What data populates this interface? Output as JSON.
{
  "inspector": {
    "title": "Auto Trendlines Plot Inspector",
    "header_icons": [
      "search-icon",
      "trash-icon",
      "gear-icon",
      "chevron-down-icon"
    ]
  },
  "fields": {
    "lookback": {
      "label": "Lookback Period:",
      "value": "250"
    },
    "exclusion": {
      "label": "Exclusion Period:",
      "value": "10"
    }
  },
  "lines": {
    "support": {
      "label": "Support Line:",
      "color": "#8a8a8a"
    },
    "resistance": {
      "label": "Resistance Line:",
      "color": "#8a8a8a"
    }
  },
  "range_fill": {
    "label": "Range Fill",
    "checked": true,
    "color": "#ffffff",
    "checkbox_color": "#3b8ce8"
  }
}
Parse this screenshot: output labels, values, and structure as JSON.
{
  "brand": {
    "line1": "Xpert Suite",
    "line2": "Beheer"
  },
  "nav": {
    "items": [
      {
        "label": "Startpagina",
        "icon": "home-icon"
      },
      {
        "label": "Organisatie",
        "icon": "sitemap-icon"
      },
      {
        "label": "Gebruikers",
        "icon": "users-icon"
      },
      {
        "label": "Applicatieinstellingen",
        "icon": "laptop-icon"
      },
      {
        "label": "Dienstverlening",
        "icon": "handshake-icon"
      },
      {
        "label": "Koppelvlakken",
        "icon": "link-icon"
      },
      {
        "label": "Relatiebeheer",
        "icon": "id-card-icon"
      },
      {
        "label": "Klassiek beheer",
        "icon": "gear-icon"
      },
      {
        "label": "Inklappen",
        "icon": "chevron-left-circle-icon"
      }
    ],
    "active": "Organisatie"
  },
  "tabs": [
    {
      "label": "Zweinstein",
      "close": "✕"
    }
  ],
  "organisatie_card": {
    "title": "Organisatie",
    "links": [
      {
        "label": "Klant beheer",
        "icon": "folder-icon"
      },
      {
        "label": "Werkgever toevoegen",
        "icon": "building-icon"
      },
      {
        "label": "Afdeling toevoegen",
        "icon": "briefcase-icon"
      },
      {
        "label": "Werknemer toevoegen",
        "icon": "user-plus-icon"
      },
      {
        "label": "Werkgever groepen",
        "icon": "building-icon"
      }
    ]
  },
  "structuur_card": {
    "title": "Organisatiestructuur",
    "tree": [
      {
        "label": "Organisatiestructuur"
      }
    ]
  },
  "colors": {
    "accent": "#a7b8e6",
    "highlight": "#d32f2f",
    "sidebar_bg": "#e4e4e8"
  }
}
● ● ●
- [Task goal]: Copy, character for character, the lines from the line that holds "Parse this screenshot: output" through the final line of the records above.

- [Response area]:
Parse this screenshot: output labels, values, and structure as JSON.
{
  "brand": {
    "line1": "Xpert Suite",
    "line2": "Beheer"
  },
  "nav": {
    "items": [
      {
        "label": "Startpagina",
        "icon": "home-icon"
      },
      {
        "label": "Organisatie",
        "icon": "sitemap-icon"
      },
      {
        "label": "Gebruikers",
        "icon": "users-icon"
      },
      {
        "label": "Applicatieinstellingen",
        "icon": "laptop-icon"
      },
      {
        "label": "Dienstverlening",
        "icon": "handshake-icon"
      },
      {
        "label": "Koppelvlakken",
        "icon": "link-icon"
      },
      {
        "label": "Relatiebeheer",
        "icon": "id-card-icon"
      },
      {
        "label": "Klassiek beheer",
        "icon": "gear-icon"
      },
      {
        "label": "Inklappen",
        "icon": "chevron-left-circle-icon"
      }
    ],
    "active": "Organisatie"
  },
  "tabs": [
    {
      "label": "Zweinstein",
      "close": "✕"
    }
  ],
  "organisatie_card": {
    "title": "Organisatie",
    "links": [
      {
        "label": "Klant beheer",
        "icon": "folder-icon"
      },
      {
        "label": "Werkgever toevoegen",
        "icon": "building-icon"
      },
      {
        "label": "Afdeling toevoegen",
        "icon": "briefcase-icon"
      },
      {
        "label": "Werknemer toevoegen",
        "icon": "user-plus-icon"
      },
      {
        "label": "Werkgever groepen",
        "icon": "building-icon"
      }
    ]
  },
  "structuur_card": {
    "title": "Organisatiestructuur",
    "tree": [
      {
        "label": "Organisatiestructuur"
      }
    ]
  },
  "colors": {
    "accent": "#a7b8e6",
    "highlight": "#d32f2f",
    "sidebar_bg": "#e4e4e8"
  }
}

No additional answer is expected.